  49. Townsend, J. M., & Wasserman, T. H. (2011). Sexual hookups among college students: Sex differences in emotional reactions. Archives of Sexual Behavior, 40, 1173–1181. doi: 10.1007/s10508-011-9841-2.CrossRefPubMedGoogle Scholar
  50. Travis, C. B., & White, J. W. (2000). Sexuality, society, and feminism. Washington, DC: American Psychological Association. doi: 10.1037/10345-000.CrossRefGoogle Scholar
  51. Twenge, J. M., Sherman, R. A., & Wells, B. E. (2015). Changes in American adults’ sexual behavior and attitudes, 1972–2012. Archives of Sexual Behavior, 44, 2273–2285. doi: 10.1007/s10508-015-0540-2.CrossRefPubMedGoogle Scholar
  52. Vaes, J., Paladino, P., & Puvia, E. (2011). Are sexualized women complete human beings? Why men and women dehumanize sexually objectified women. European Journal of Social Psychology, 41, 774–785. doi: 10.1002/ejsp.824.CrossRefGoogle Scholar
  53. Waskul, D. D., Vannini, P., & Wiesen, D. (2007). Women and their clitoris: Personal discovery, signification, and use. Symbolic Interaction, 30, 151–174. doi: 10.1525/si.2007.30.2.151.CrossRefGoogle Scholar
  54. Wiederman, M. W. (2005). The gendered nature of sexual scripts. The Family Journal, 13, 496–502. doi: 10.1177/1066480705278729.CrossRefGoogle Scholar
  55. Zaikman, Y., & Marks, M. J. (2014). Ambivalent sexism and the sexual double standard.

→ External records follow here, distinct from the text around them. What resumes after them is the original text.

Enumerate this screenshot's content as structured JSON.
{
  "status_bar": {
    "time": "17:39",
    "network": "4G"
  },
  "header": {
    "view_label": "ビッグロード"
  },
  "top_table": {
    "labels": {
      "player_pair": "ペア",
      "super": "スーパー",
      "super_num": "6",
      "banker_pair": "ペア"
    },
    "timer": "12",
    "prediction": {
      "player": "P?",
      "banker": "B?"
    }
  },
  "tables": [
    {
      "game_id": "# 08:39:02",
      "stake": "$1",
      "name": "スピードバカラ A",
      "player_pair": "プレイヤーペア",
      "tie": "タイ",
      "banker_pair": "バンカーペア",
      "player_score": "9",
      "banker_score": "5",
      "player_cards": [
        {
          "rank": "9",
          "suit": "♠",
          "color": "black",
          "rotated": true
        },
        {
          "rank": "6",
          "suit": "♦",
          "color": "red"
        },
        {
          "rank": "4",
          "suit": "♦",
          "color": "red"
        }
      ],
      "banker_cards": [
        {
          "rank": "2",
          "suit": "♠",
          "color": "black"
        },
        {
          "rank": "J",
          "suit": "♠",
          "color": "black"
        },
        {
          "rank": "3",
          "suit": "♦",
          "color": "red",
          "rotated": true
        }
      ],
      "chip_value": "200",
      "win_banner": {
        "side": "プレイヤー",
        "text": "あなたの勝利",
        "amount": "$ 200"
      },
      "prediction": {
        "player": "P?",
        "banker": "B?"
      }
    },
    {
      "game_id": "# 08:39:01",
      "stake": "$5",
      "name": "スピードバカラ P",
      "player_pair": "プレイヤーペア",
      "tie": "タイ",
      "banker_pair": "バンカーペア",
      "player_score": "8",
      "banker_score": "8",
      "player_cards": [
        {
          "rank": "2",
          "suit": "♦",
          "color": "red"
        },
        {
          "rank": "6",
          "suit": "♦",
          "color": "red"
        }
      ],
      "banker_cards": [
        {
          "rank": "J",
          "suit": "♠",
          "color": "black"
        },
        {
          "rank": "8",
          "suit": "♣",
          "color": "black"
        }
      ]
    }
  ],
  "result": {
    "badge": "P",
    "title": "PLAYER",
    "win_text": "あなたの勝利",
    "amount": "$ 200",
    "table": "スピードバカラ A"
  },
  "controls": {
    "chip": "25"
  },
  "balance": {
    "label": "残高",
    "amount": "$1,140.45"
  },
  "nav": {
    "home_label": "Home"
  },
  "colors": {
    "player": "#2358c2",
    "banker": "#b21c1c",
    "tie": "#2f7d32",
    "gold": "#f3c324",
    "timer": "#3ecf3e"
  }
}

Sex Roles, 71, 333–344.CrossRefGoogle Scholar

Copyright information

© Springer Science+Business Media New York 2017

Authors and Affiliations

  1. 1.Department of Psychology, MSC-3452New Mexico State UniversityLas CrucesUSA
  2. 2.Department of SociologyNew Mexico State UniversityLas CrucesUSA
  3. 3.Department of SociologyEl Camino CollegeTorranceUSA

Personalised recommendations